A new course called the A-Z of Skills Development in the Workplace has been designed to relieve much of the confusion and troubles many businesses have experienced in their efforts to train staff. Presented by the GSB and the Professional Education Project at the UCT Faculty of Law, it is targeted at HR practitioners, development facilitators and trainers, giving them the latest insight on legislature and a guide to implementation best practice.
According to the director of the course, Maxine Adams of consultancy HR Solutions for Tomorrow, the new programme is the first of its kind in skills development management and comes as initiatives by government have recently placed an emphasis on business as drivers of skills development.
"Finance Minister Trevor Manuel in his Budget 2006 once again emphasized the countrys focus regarding skills development and that this is imperative to achieve 6% growth. As a result the budget in general states that the skills development focus will be regarded as a vital process to drive the macroeconomic environment in SA forward,' she said.
She added that good all-round knowledge was a key area for enhancing the success of training initiatives.
"The legislation is quite complex which can put companies off and lead them to outsource the complete skills development process - HR leaders in particular have generally taken a more administrative role, but they can create a lot of value for the bottom line of the organisation by steering skills development and marketing their activities at boardroom level.'
Adams says that the new programme is unique in its comprehensive approach to training HR practitioners, development facilitators and trainers in teaching them to be strategic in the way they approach skills development.
"Firstly, it will give employers the latest insight on legislation including the BEE components that will be increasing important to implement. The second part deals with practical skills to implement a workplace skills development programme as well as how to improvise to better manage training. The final area deals with how to align a skills programme with the business strategy and bottom line targets - a critical area often not given much attention,' said Adams.
The programme will also enlighten skills development role-players on the avenues available to them for training staff, including universities and business schools which can tailor-design programmes in partnership with organisations.
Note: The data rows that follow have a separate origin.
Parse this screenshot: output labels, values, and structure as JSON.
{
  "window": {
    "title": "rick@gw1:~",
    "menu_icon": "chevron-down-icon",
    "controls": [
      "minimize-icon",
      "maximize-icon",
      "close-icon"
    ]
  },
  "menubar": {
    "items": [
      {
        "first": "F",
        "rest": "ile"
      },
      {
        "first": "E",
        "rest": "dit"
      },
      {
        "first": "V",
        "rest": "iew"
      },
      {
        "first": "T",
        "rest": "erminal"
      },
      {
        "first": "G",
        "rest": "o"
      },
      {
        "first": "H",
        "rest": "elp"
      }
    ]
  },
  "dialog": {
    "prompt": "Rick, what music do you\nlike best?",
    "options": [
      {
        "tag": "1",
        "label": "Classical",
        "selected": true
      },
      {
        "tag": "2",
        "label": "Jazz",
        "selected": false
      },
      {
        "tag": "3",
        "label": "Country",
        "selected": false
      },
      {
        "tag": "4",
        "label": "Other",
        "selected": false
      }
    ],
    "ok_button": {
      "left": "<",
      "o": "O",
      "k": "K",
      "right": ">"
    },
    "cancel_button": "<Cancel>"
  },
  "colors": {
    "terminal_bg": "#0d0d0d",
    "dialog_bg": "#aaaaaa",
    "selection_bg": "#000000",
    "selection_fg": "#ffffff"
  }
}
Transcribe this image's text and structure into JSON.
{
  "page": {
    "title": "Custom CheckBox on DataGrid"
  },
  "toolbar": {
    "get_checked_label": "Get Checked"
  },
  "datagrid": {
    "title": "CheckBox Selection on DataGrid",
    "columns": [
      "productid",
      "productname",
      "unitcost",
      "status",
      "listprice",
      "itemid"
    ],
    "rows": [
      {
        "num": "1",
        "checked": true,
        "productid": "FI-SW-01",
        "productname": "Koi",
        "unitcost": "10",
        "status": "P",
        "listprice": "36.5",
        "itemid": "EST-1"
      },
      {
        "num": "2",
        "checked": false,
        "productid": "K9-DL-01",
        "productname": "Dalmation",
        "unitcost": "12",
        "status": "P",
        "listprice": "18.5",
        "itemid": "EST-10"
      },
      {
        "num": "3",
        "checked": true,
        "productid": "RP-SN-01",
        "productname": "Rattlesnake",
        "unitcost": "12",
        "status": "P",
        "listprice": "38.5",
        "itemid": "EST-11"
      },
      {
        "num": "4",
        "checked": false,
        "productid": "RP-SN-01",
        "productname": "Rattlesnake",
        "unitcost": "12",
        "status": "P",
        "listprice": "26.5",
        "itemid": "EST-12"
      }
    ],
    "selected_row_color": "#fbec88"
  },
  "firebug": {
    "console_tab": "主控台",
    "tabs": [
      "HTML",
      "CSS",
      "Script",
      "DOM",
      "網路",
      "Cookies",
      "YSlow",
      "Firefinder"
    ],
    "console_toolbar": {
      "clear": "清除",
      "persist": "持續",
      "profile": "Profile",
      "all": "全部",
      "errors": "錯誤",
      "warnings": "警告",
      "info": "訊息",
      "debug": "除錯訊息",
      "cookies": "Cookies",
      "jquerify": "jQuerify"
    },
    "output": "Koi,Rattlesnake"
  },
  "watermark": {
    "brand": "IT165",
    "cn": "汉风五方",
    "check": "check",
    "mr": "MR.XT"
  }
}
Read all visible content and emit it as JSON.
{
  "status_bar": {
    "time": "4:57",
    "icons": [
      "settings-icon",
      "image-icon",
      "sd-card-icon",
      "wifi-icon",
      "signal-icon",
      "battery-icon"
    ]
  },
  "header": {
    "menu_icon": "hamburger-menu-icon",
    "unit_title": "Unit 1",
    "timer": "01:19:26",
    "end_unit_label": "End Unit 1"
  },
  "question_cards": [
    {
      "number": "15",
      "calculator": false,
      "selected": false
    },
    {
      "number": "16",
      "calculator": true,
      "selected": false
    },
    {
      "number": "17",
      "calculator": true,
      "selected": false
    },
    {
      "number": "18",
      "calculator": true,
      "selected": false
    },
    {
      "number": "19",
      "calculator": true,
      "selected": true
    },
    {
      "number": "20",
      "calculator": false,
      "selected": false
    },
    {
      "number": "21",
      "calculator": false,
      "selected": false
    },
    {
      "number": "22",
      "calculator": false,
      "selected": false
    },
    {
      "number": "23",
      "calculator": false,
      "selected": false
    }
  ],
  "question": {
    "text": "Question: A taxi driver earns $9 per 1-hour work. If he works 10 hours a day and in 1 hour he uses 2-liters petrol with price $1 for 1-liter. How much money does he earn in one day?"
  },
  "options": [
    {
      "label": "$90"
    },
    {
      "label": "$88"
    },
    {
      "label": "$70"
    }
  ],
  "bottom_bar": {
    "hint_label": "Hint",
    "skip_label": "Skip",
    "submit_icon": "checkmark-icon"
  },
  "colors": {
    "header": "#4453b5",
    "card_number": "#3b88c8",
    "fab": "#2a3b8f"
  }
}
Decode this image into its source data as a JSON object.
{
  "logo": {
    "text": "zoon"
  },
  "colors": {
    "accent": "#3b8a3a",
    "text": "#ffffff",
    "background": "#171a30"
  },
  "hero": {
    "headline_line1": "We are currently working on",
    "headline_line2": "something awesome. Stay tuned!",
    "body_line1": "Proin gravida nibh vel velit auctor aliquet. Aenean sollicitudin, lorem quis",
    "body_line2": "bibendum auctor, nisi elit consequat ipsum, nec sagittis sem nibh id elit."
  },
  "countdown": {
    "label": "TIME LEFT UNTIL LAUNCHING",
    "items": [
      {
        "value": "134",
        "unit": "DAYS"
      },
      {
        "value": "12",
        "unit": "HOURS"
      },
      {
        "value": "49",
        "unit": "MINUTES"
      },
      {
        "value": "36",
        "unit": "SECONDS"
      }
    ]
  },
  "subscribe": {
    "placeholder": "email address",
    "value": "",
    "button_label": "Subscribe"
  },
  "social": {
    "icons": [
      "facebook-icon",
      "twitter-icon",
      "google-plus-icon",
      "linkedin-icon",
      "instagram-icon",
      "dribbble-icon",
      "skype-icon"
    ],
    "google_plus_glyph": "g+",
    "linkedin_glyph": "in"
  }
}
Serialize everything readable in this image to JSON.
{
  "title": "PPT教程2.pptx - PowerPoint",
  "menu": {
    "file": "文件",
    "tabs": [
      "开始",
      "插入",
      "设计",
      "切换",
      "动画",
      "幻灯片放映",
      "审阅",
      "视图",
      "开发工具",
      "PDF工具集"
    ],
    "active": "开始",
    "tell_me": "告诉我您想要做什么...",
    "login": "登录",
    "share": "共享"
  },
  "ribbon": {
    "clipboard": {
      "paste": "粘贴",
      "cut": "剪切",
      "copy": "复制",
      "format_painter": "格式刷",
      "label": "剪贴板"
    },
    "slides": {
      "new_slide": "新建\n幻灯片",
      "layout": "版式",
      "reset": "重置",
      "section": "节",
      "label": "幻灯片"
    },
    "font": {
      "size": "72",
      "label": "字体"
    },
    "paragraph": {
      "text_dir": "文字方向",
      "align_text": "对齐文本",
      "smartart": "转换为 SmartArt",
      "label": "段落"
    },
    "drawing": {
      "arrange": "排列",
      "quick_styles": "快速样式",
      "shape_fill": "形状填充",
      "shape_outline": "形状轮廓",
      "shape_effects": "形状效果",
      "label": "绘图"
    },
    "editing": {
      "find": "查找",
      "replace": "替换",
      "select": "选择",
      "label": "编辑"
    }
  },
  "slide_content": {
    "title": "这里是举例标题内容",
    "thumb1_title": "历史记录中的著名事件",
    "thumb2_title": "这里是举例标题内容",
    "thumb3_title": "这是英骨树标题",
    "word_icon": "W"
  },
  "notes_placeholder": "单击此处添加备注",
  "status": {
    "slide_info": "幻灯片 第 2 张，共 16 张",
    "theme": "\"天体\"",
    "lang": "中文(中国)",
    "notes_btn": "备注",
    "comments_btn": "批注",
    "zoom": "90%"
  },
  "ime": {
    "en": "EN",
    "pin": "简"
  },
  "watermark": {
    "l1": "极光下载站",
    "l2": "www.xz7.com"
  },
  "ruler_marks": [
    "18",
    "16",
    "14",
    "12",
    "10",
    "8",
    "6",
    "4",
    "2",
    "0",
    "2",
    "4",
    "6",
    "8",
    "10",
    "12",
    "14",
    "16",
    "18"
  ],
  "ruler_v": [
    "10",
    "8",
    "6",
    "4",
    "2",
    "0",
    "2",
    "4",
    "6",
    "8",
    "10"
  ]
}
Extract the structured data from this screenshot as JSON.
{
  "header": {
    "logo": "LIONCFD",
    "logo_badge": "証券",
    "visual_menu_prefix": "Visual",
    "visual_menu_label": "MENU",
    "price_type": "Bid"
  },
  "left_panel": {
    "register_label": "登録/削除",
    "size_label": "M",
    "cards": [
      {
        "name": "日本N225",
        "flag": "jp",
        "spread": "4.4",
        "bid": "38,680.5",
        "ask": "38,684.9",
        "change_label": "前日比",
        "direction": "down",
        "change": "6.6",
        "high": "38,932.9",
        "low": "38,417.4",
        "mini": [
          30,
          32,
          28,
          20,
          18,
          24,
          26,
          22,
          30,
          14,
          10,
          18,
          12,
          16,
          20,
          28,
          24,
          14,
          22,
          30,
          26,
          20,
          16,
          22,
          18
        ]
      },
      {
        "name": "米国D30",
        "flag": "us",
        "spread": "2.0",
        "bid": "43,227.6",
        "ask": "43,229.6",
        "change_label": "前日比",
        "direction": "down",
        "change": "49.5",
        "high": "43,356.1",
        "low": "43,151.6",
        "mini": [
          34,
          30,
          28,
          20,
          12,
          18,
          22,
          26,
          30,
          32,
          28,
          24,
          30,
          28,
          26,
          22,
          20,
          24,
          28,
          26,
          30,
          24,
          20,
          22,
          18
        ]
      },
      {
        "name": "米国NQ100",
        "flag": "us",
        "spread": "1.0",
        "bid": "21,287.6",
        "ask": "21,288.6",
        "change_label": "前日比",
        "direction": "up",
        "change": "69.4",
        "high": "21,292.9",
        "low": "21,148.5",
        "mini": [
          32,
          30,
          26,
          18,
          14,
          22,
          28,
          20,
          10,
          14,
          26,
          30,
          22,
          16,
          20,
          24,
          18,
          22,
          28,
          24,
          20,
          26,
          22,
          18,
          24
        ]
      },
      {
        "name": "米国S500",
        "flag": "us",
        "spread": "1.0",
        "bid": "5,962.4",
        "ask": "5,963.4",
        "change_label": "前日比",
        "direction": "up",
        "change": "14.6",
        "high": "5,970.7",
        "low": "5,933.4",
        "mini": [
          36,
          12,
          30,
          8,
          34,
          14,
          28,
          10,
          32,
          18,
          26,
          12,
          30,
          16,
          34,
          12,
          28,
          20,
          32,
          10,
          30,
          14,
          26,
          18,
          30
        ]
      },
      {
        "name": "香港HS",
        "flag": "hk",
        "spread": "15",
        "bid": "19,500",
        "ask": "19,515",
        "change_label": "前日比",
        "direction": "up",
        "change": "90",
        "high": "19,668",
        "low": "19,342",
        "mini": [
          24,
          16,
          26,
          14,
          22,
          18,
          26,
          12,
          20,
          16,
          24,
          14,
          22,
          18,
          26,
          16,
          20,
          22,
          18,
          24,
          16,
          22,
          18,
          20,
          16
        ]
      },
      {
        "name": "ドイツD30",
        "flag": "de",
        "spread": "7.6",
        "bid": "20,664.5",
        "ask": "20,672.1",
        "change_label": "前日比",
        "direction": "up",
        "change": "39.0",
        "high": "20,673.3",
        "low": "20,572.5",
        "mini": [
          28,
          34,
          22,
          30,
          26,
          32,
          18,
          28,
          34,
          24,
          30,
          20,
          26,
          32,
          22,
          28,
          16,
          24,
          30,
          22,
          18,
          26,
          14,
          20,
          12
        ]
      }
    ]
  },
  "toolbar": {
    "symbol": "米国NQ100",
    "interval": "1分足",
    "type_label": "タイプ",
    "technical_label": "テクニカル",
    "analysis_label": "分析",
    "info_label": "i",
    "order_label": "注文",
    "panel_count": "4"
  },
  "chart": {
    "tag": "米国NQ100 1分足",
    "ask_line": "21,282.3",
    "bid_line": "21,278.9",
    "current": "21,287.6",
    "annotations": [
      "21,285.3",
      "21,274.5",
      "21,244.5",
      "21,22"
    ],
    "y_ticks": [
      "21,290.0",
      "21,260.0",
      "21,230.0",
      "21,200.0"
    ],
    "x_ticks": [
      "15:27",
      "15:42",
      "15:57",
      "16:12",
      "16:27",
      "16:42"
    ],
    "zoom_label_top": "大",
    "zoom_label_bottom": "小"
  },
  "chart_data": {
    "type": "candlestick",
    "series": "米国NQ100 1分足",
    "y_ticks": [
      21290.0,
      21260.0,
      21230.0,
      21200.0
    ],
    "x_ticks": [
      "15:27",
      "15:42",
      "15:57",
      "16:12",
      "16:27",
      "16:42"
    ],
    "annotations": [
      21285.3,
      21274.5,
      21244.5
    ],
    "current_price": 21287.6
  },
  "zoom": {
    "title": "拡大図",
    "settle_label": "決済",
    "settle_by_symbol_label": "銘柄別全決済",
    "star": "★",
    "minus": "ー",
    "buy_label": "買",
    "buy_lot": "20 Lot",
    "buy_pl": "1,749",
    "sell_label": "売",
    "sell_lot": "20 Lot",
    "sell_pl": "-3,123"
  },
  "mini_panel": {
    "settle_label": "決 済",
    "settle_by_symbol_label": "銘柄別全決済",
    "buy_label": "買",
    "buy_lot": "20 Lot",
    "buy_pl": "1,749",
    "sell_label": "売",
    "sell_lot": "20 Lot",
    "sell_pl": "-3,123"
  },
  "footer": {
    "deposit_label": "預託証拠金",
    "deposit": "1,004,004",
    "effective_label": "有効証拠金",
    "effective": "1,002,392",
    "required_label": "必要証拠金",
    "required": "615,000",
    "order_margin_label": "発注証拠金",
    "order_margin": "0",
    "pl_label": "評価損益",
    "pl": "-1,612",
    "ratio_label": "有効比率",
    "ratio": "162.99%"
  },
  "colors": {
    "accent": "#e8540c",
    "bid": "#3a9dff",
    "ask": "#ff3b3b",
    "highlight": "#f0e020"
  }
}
"Organisations are often unaware of the full spectrum of quality training providers out there for them - most notably universities and business schools. With institutions such as these, organisations can be assured of excellent quality training, accreditation for programmes and can play a hands-on role in designing relevant training where it is needed.'